Adar 4, 5773
Today's Valentine's Day around the world, though it's not celebrated by Torah-minded Jews. No matter your religion, that doesn't stop some people from feeling wistful about wanting to love someone else, to be loved or to love yourself on a deep, spiritual level.
The whole concept of love is multifaceted. Wanna take some of the mystery out of it?
Rabbi Noah Weinberg z'l defines love as "The pleasure we experience when we identify someone with their virtues, while accepting them with their faults." (OK, singles and everyone else, heed the life-lesson and end some self-inflicted misery).

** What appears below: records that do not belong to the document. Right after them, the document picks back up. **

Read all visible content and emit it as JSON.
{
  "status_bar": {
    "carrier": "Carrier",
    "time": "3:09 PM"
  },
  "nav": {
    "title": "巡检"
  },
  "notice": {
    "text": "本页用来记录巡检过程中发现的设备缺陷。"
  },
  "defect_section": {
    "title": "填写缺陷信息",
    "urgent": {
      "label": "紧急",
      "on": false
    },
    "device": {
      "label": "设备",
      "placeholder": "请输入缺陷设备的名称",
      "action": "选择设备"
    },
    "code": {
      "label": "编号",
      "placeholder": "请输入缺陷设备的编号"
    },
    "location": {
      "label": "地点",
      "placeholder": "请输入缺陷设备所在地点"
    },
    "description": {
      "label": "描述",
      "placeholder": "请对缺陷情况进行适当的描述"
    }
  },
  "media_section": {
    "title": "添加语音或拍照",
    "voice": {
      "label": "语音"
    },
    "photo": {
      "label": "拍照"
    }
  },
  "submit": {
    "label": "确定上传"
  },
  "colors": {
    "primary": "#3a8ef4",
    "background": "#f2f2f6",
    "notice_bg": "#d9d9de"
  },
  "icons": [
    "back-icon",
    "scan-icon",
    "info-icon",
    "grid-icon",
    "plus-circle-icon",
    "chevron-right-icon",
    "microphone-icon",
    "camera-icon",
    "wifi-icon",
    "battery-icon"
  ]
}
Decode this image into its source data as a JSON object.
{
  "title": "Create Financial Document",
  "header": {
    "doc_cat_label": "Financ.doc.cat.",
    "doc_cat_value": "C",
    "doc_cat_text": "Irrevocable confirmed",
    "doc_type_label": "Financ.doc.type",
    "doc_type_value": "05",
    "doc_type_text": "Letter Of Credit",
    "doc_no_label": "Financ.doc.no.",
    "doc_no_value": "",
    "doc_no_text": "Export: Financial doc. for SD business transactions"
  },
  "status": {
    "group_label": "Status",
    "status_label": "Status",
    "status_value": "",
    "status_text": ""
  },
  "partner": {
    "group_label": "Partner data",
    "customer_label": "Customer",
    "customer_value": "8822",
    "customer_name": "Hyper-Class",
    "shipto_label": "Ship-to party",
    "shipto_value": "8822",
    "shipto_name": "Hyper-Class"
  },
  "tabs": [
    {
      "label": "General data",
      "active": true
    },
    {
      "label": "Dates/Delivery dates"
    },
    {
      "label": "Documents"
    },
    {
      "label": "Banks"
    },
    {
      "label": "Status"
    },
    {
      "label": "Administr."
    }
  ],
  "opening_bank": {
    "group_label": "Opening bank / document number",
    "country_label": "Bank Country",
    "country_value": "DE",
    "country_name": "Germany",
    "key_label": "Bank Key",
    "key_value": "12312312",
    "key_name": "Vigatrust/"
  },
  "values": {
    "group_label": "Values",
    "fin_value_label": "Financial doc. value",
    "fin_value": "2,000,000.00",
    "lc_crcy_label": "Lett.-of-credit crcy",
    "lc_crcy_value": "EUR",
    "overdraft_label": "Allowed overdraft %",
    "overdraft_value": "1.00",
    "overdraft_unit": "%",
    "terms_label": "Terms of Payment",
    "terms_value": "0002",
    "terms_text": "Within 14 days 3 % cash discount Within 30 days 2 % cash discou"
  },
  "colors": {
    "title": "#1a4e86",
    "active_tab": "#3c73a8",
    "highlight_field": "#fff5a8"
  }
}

Worried that you're at odds with
someone you're trying to love
despite hardships between you?
Laugh. The experience can promote a sense of joy that turns the sense of terror and concern in our hearts and minds into harmless stuff. Your fears can melt away with the sense of restored happiness. You can even learn to laugh at them.
Go out and find something to enjoy. Listen to silly comic routines (try The 2000-year Old Man for starters), rejoice over someone's victories (babies have them each time they reach milestones), and coax yourself to be willing to loosen up a bit.
Competent therapists can help you if necessary.
OH - if you need to de-clutter, here are some handy hints to help you: 12 Myths about Cleaning a Mess.
Need to help someone (maybe yourself) to make peace and love with an illness or disability of some sort? Click on the words EMPOWER Yourself to Cope with a Medical Challenge and buy it today. THAT's a thoughtful gift any time of year!
Face Your Medical Problems with Dignity. Face Your Future with Optimism.
Learn how to love challenges in life. They make YOU a more valuable person for facing them with increasing courage, humor and good sense. Feel the self-respect grow! It's a emotional hug to reassure you.